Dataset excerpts
+-------+

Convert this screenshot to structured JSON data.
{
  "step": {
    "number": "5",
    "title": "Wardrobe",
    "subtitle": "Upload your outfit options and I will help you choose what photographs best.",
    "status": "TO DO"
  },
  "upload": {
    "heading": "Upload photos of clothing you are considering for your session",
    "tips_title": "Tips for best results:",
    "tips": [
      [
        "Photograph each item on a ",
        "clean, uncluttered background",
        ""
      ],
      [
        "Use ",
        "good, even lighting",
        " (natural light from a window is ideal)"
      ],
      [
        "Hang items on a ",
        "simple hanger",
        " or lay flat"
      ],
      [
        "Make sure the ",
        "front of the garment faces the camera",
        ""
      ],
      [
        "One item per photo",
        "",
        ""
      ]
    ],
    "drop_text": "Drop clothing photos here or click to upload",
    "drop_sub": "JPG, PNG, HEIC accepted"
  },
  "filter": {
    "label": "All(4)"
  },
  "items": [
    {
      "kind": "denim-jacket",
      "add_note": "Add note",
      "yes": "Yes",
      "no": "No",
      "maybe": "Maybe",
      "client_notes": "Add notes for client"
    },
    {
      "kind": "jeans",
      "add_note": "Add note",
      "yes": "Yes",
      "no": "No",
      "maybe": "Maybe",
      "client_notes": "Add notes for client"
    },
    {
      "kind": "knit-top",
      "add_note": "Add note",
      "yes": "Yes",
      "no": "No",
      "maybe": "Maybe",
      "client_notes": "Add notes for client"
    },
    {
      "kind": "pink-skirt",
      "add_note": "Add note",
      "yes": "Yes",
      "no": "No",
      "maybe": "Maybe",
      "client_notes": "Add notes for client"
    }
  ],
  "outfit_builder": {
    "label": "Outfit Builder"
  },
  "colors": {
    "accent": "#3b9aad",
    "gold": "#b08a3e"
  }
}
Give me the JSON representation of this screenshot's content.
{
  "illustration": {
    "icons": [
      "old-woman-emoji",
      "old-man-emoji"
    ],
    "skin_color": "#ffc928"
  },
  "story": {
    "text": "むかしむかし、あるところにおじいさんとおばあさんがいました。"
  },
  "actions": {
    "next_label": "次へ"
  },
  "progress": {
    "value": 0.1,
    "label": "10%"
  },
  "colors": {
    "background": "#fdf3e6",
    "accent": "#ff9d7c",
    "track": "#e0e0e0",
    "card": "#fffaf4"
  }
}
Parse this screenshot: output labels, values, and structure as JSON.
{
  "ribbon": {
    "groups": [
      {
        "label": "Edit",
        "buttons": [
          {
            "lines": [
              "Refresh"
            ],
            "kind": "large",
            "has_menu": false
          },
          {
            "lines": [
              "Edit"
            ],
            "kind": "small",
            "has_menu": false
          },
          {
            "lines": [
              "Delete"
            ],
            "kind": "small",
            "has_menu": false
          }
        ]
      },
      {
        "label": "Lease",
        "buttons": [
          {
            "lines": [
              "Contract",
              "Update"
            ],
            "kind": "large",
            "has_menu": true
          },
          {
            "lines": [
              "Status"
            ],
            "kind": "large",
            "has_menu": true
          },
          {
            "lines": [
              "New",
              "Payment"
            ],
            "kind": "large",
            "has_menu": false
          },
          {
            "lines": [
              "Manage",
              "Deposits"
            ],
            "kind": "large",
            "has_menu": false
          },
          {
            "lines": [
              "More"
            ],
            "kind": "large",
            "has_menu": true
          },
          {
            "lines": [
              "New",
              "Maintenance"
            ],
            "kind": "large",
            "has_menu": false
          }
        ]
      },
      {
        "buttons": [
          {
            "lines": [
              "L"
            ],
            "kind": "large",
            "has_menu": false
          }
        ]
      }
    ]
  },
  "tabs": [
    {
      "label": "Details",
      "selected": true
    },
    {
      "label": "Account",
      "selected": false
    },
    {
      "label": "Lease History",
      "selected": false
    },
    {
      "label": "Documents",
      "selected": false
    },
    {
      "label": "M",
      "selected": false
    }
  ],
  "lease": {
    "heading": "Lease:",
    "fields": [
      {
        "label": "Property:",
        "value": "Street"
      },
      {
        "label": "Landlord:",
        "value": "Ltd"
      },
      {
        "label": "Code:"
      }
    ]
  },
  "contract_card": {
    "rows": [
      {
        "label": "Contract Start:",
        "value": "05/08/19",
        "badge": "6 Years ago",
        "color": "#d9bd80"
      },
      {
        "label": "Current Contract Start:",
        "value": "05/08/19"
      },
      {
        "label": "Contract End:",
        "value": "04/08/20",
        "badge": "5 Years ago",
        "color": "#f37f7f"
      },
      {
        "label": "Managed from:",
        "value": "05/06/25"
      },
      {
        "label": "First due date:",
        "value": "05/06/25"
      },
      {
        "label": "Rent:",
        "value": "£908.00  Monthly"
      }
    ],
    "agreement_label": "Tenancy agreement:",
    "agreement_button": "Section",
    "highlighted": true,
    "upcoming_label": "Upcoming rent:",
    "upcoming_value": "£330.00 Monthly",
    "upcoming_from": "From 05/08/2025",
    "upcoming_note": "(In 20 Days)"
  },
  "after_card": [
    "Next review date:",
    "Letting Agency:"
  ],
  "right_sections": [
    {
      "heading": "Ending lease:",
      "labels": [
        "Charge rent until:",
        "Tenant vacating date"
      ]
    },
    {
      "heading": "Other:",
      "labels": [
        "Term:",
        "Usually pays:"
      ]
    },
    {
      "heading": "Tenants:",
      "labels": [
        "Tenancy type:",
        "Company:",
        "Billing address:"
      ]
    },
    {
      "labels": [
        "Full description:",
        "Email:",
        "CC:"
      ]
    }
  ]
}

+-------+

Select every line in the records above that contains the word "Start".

        "label": "Contract Start:",
        "label": "Current Contract Start:",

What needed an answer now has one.